What this task involves: Pick each line containing "screenshot" out of the records.

- Opening Delimiter -

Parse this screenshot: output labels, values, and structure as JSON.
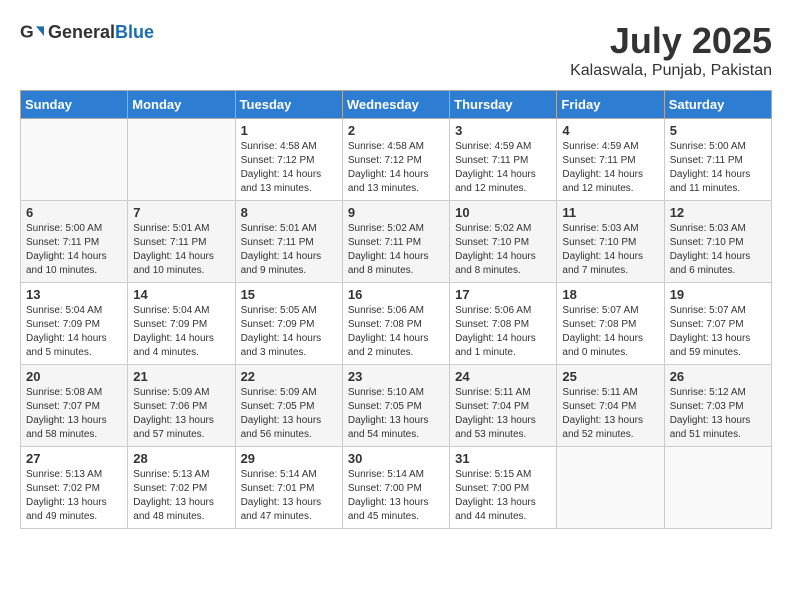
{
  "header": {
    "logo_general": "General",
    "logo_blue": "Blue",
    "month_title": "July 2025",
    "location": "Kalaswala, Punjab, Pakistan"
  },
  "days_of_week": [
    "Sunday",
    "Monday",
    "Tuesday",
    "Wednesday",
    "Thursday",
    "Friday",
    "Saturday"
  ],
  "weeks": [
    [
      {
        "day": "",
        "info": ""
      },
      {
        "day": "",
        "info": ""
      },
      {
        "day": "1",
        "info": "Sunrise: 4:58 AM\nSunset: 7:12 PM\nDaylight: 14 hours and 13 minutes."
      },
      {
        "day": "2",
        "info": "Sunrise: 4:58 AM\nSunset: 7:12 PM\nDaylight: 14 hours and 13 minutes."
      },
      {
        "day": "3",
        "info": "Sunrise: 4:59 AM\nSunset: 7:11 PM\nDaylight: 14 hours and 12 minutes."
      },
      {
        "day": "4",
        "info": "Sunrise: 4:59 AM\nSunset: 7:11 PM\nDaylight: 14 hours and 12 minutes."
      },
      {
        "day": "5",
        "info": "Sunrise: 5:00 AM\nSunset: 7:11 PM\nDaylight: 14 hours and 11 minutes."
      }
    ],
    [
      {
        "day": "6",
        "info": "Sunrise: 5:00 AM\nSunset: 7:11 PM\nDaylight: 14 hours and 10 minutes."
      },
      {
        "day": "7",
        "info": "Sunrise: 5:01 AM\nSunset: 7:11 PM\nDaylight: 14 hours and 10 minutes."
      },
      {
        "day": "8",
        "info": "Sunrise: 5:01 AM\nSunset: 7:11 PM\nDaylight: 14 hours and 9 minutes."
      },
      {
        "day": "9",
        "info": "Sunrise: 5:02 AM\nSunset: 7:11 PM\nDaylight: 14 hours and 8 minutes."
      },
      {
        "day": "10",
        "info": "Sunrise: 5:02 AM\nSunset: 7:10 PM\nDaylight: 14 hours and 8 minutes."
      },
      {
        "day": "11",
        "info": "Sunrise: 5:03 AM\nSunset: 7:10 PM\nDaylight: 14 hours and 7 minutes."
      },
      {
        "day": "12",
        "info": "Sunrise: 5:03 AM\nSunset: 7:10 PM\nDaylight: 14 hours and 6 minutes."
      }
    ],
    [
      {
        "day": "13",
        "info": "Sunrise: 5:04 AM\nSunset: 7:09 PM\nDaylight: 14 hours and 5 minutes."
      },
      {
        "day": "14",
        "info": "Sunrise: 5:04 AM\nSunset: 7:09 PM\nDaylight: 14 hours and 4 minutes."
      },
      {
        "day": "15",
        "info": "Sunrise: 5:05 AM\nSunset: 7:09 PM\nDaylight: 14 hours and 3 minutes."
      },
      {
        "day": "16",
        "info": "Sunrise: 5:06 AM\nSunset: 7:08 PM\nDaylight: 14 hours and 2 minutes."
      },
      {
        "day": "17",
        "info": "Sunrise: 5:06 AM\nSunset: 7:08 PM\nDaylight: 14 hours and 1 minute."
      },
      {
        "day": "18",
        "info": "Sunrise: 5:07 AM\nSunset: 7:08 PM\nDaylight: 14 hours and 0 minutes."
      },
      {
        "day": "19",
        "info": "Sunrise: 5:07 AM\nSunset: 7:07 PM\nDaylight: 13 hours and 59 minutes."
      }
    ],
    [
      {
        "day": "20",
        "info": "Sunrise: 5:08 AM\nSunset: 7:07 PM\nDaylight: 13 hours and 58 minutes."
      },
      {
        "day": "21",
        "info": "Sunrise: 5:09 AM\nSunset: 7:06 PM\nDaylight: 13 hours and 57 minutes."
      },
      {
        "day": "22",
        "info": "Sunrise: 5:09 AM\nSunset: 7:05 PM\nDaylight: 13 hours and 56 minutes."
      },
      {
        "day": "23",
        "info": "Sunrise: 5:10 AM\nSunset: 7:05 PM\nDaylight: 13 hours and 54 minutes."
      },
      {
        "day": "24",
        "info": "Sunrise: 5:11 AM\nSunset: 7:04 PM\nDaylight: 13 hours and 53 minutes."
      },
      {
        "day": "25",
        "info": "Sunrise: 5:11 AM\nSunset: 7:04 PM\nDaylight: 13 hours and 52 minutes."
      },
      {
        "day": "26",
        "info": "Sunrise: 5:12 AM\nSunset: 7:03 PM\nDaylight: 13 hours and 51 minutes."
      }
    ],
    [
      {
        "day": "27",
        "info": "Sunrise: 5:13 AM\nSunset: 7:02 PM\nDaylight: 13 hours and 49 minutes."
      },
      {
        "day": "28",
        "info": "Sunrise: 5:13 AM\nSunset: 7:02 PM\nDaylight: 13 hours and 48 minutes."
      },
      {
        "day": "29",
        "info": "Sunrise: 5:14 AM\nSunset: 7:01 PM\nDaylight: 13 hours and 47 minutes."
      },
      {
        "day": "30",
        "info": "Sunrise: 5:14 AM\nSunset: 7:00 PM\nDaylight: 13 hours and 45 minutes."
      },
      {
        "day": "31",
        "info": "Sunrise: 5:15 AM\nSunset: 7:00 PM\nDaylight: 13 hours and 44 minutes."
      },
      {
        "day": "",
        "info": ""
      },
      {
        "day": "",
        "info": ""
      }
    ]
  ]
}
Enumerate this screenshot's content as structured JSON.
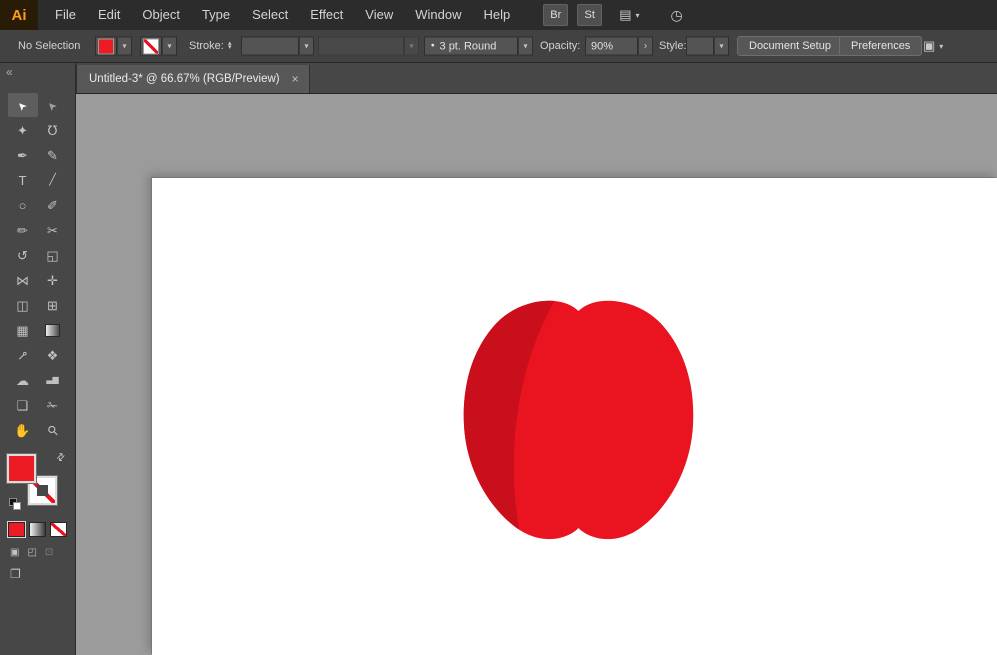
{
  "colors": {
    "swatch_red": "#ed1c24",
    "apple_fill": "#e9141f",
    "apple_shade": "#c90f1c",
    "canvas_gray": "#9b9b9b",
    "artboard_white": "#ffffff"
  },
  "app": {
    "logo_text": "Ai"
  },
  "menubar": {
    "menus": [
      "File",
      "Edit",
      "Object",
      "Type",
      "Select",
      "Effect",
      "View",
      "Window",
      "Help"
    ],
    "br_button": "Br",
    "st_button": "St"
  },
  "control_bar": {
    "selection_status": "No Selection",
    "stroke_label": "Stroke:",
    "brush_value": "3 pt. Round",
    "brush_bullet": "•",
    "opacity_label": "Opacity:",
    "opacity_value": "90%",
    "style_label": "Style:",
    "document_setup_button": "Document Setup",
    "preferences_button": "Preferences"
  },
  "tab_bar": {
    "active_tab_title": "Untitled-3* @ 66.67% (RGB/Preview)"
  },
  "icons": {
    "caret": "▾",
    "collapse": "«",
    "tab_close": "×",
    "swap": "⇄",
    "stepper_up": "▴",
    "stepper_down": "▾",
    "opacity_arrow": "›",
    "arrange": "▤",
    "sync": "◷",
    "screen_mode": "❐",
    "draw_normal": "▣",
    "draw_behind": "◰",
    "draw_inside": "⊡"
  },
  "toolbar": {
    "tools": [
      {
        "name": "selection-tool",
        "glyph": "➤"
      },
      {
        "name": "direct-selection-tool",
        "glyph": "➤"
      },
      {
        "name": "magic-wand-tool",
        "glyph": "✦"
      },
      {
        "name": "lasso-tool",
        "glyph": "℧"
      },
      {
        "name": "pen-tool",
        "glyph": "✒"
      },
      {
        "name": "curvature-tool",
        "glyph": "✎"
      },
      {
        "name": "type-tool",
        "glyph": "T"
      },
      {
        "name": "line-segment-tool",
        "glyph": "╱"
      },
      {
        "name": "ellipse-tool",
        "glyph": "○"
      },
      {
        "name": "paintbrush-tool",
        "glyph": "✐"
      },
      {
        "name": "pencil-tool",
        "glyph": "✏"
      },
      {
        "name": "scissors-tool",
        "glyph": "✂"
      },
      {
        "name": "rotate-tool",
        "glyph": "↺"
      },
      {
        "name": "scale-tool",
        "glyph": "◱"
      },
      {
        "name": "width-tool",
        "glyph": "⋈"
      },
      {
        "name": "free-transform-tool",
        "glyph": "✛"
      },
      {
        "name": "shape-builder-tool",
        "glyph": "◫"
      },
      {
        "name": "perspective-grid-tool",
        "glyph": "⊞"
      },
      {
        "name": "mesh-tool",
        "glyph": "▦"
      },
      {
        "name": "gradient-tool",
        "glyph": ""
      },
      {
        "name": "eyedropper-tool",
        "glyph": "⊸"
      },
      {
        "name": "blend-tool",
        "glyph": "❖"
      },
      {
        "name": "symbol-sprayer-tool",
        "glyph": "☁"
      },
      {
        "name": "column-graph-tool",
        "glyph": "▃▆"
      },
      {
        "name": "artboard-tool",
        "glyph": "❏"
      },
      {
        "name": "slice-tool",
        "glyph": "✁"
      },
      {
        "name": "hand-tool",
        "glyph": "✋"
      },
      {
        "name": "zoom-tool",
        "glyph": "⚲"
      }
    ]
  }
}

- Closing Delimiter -

Answer:
Parse this screenshot: output labels, values, and structure as JSON.
Enumerate this screenshot's content as structured JSON.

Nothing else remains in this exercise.